ITHACA, N.Y.—Sticker stores, a perceived loophole in New York State’s cannabis legislation, are catching heat from local and state officials who now denounce them as illegal operations.

The city published a joint statement from Acting Mayor Laura Lewis and City Attorney Ari Lavine outlining its most clear directive to Ithaca’s burgeoning sticker store scene to cease. Essentially, sticker stores operate by gifting cannabis to customers when they “purchase stickers,” though in reality the sticker transaction is just a nominal part of the process used to create the guise that the marijuana is not actually being sold.

While the statement was distributed under Lewis and Lavine’s names, it basically just reiterates the state’s position, which is that sticker stores do not exist in a gray area or as a loophole, but are simply illegal.

“In light of recent NYS guidance, we are issuing this clarification that unlicensed cannabis sales remain illegal in New York. As the NYS Office of Cannabis Management (OCM) recently announced, ‘Recent media reports have described business operators selling a product or service, including club memberships, to consumers and providing cannabis as a ‘gift’ in return.

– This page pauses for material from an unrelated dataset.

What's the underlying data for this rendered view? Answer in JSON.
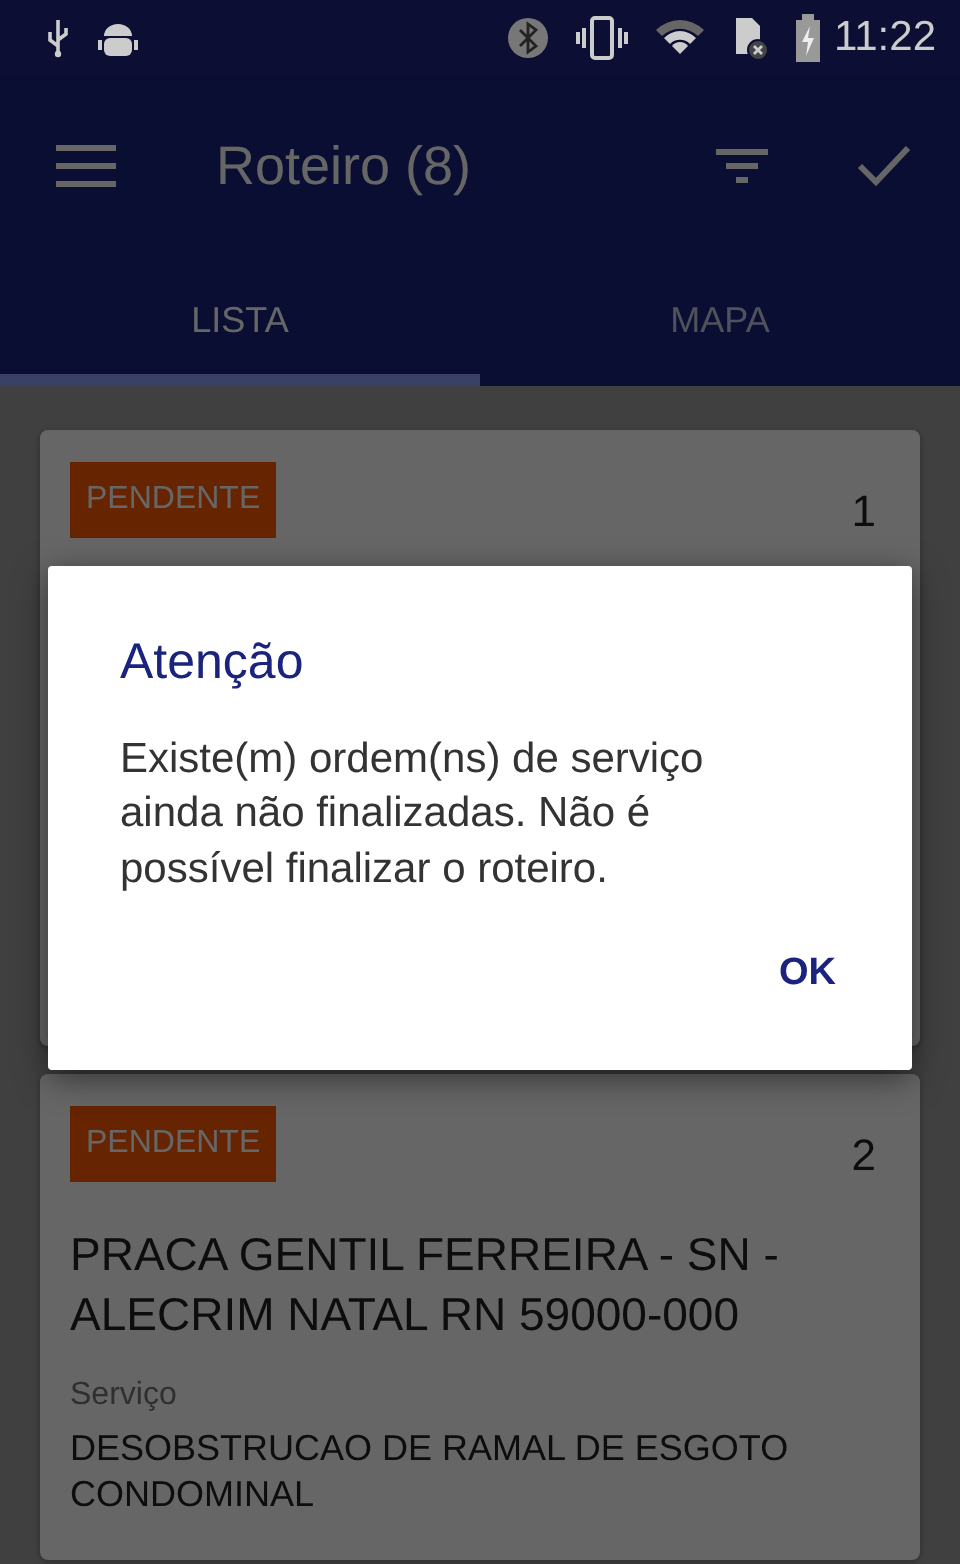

This activity is illegal … these violators must stop their activity immediately, or face the consequences.’”  

As for what those consequences would be, it seems that OCM is more or less threatening to box out business owners who are selling now from participating in the fully legal market in 2023 when retail licenses are expected to be distributed to those who apply and are approved.

There’s at least one sticker store in Ithaca that has declared itself publicly, although those business owners were under the impression that their business was indeed legal. There are very clearly other sticker stores operating around town and elsewhere in Tompkins County, and plenty others around the state.

Ithaca’s long been quite friendly to marijuana, even beyond the fondness its residents hold for the drug — largely, the Ithaca Police Department and the Tompkins County District Attorney’s office were unconcerned with marijuana usage locally, even before then-Gov. Andrew Cuomo legalized cannabis in March 2021.

The Ithaca Voice is awaiting clarification from Lavine and Lewis regarding whether or not they would be directing the Ithaca Police Department to shut down known sticker stores in the city, or if they would leave that responsibility to New York State Police. Their statement did say that IPD would “report unlicensed cannabis sales in the city to OCM.”

“The unlicensed sale of cannabis remains illegal in New York State and the state will work with its partners in government to enforce the law,” said Freeman Klopott, OCM’s spokesperson, in reaction to The Ithaca Voice‘s initial story on sticker stores in Ithaca. “New York State is building a legal, regulated cannabis market that will ensure products are tested and safe for consumers. We encourage New Yorkers to not partake in illicit sales where products may not be safe, and those attempting to sell illegally must stop immediately. We will continue to advance efforts that ensure New Yorkers have a pathway to sell legally in the new industry as we work to deliver economic justice, however any operator participating in the unlicensed, illegal sale — or so-called ‘gifting’ — of cannabis products is significantly jeopardizing their ability to receive a license to participate in the forthcoming legal market.”

Matt Butler is the Editor in Chief of The Ithaca Voice. He can be reached by email at